There was no way I was going to miss Doctor Who, but that fell in line with my plan anyway. As I said in my earlier posting, they are not really very active except at Dawn and Dusk. This being the case I arrived on site about 20.20 and was immediately greeted by the song I was hoping for. Despite sounding a long way away I knew that the species is ventriloquial (it song gets softer or louder depending on which way it is facing) so it was no surprise when the song suddenly intensified and increased in volume.

This time there was no problem, it took me just a couple of minutes to find the clump of Bramble it was singing from and after a bit of careful stalking, I was rewarded with some of the best views of the species that I have had for a long time. At one point it even left the Bramble and perched on a tree, reeling in full view for at least three minutes.

The biggest surprise though came as I was leaving the site as the calls of my bird were met with another singing male from a clump of Bramble a hundred yards away. This could mean only one thing, there were two singing males on site! Brilliant news and a totally unexpected turn of events.

Lets hope that they stay to breed this year and we can then look forward to hearing their charismatic song for a few weeks to come - Chaz

Two for the price of one! (well almost again)

Sitting at home working on the computer late morning, too nice to go over the Marsh, lets face it, high pressure does not bode well for drop-in migrants. Just after mid-day I received a text from Anita "Grasshopper Warbler in fields behind park" (The set-aside).

So it had stayed! The last two years our only 'Groppers' have been one day birds so I was not too excited about yesterdays find, but if it was to remain...?

Within ten minutes I was over the set-aside checking all of the previous breeding areas but to no avail. I knew it was the wrong time of day (Groppers are normally crepuscular) but with it having been singing less than half an hour before I thought there may have been a chance.
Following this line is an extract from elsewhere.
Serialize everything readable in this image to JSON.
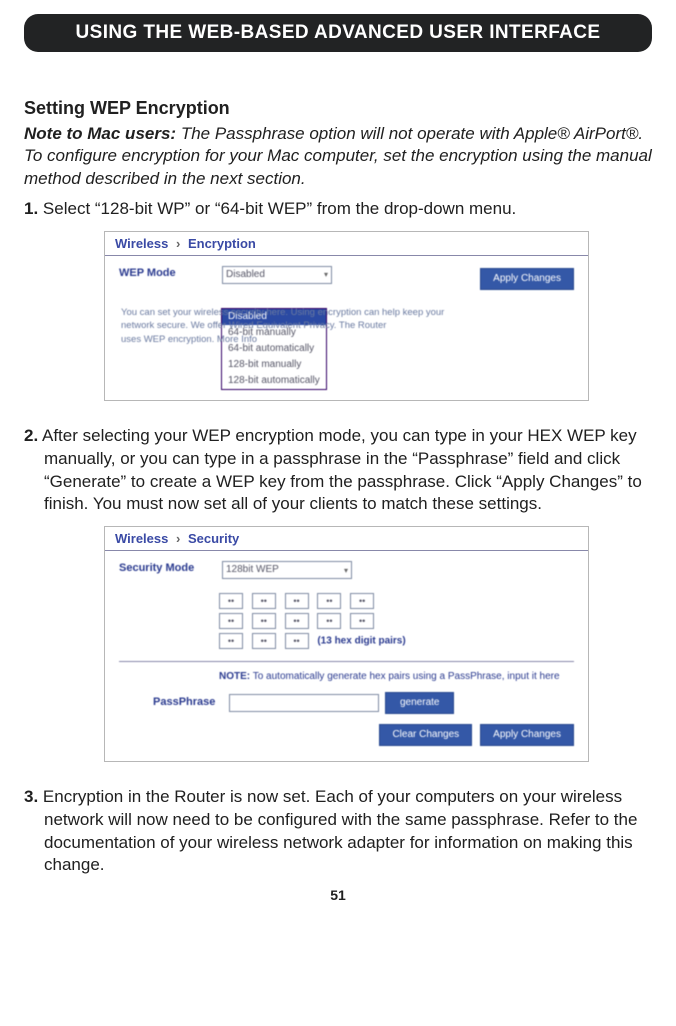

While I am working my way around the sites another sound caught my attention, yet another unmistakable Warbler Song, that of the Lesser Whitethroat - another favourite of mine. This one gave no trouble, perching on the edges of trees and showing its attractive grey plumage, so at least the visit was worthwhile.

I will keep you posted on the Grasshopper Warbler, weather depending it may be worth putting in an evening visit - Chaz

Friday, 21 April 2017

Two for the price of one! (Well, almost)

Common Whitethroat are not subtle migrants are they. Yesterday there were none this morning, 'Thump' - Whitethroats everywhere! I only did a partial circuit and found at least four birds just on the set aside. They don't mess about either, they were already displaying from song perches and one pair seems determined to evict one of our breeding pairs of Linnet.

More frustrating though was the 'Well Almost' bird. I had only just got onto the site and heard the unmistakable reeling of a Grasshopper Warbler. The bird was obviously distant and didn't sing again so I was unable to confirm its location although it was certainly singing from bramble along the Ford Brook. My feeling was that it was in the area between the Sewage farm and the Brook but by the time I got down there all I could find was..... a Whitethroat.


Still, at last stuff is arriving although the Whitethroats are two or three days later than their average arrival. I can't explain this as in some sites Whitethroat have been in early. Perhaps our birds take a different route or maybe the weather was just not right for that final push to the breeding sites?

Anyway - stuff happening so get over there! - Chaz